Try it: From the records below, pull each line that has "count".

[Data about app and page elements]
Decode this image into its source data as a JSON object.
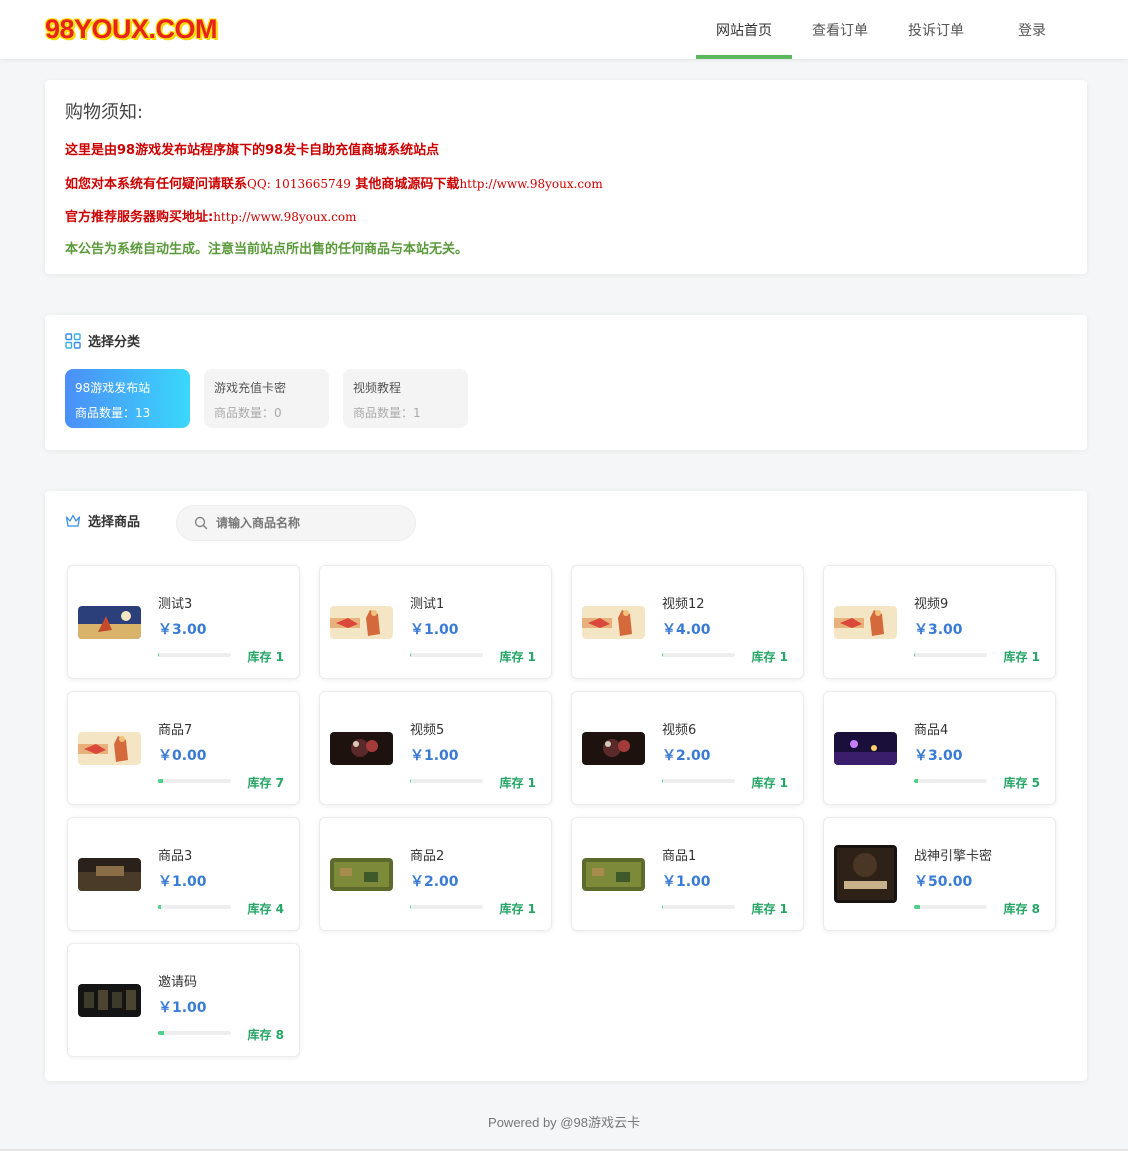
{
  "header": {
    "logo": "98YOUX.COM",
    "nav": [
      {
        "label": "网站首页",
        "active": true
      },
      {
        "label": "查看订单",
        "active": false
      },
      {
        "label": "投诉订单",
        "active": false
      },
      {
        "label": "登录",
        "active": false
      }
    ]
  },
  "notice": {
    "title": "购物须知:",
    "line1": "这里是由98游戏发布站程序旗下的98发卡自助充值商城系统站点",
    "line2_a": "如您对本系统有任何疑问请联系",
    "line2_b": "QQ: 1013665749",
    "line2_c": " 其他商城源码下载",
    "line2_d": "http://www.98youx.com",
    "line3_a": "官方推荐服务器购买地址:",
    "line3_b": "http://www.98youx.com",
    "line4": "本公告为系统自动生成。注意当前站点所出售的任何商品与本站无关。"
  },
  "category": {
    "title": "选择分类",
    "items": [
      {
        "name": "98游戏发布站",
        "count": "商品数量：13",
        "active": true
      },
      {
        "name": "游戏充值卡密",
        "count": "商品数量：0",
        "active": false
      },
      {
        "name": "视频教程",
        "count": "商品数量：1",
        "active": false
      }
    ]
  },
  "goods": {
    "title": "选择商品",
    "search_placeholder": "请输入商品名称",
    "items": [
      {
        "name": "测试3",
        "price": "￥3.00",
        "stock": "库存 1",
        "level": 0.01,
        "thumb": "blue"
      },
      {
        "name": "测试1",
        "price": "￥1.00",
        "stock": "库存 1",
        "level": 0.01,
        "thumb": "cream"
      },
      {
        "name": "视频12",
        "price": "￥4.00",
        "stock": "库存 1",
        "level": 0.01,
        "thumb": "cream"
      },
      {
        "name": "视频9",
        "price": "￥3.00",
        "stock": "库存 1",
        "level": 0.01,
        "thumb": "cream"
      },
      {
        "name": "商品7",
        "price": "￥0.00",
        "stock": "库存 7",
        "level": 0.07,
        "thumb": "cream"
      },
      {
        "name": "视频5",
        "price": "￥1.00",
        "stock": "库存 1",
        "level": 0.01,
        "thumb": "dark"
      },
      {
        "name": "视频6",
        "price": "￥2.00",
        "stock": "库存 1",
        "level": 0.01,
        "thumb": "dark"
      },
      {
        "name": "商品4",
        "price": "￥3.00",
        "stock": "库存 5",
        "level": 0.05,
        "thumb": "purple"
      },
      {
        "name": "商品3",
        "price": "￥1.00",
        "stock": "库存 4",
        "level": 0.04,
        "thumb": "brown"
      },
      {
        "name": "商品2",
        "price": "￥2.00",
        "stock": "库存 1",
        "level": 0.01,
        "thumb": "green"
      },
      {
        "name": "商品1",
        "price": "￥1.00",
        "stock": "库存 1",
        "level": 0.01,
        "thumb": "green"
      },
      {
        "name": "战神引擎卡密",
        "price": "￥50.00",
        "stock": "库存 8",
        "level": 0.08,
        "thumb": "poster"
      },
      {
        "name": "邀请码",
        "price": "￥1.00",
        "stock": "库存 8",
        "level": 0.08,
        "thumb": "darkgrid"
      }
    ]
  },
  "footer": "Powered by @98游戏云卡"
}
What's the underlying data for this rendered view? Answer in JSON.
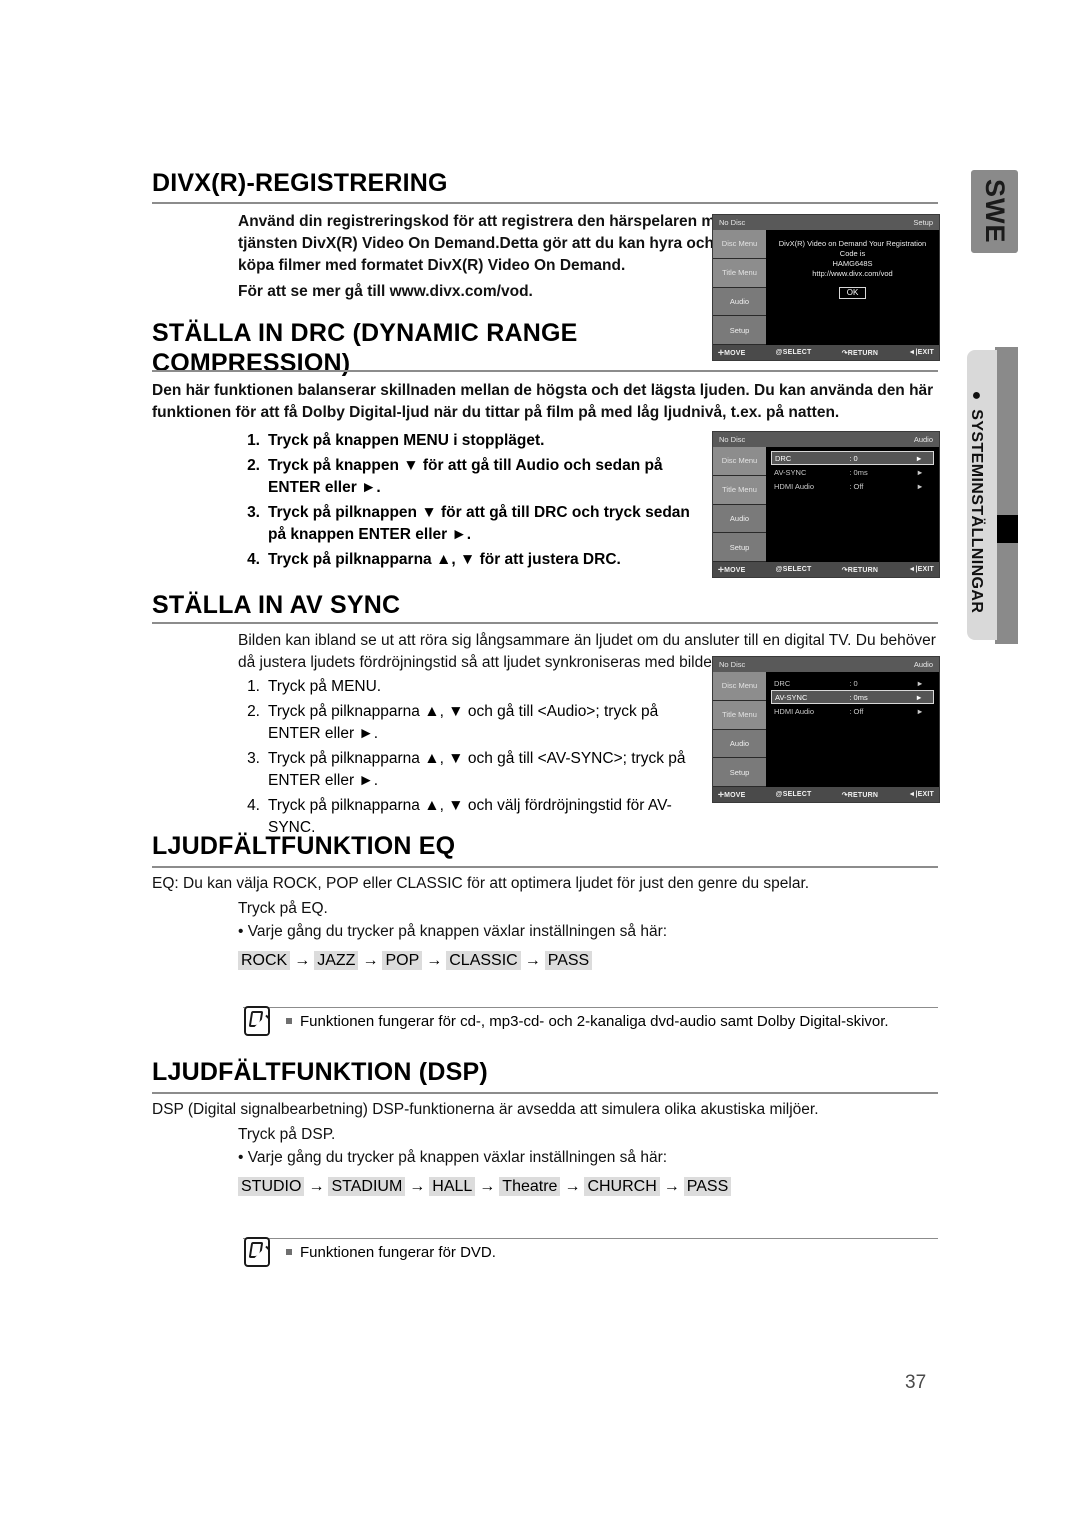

Result below:
        "count": "商品数量：13",
        "count": "商品数量：0",
        "count": "商品数量：1",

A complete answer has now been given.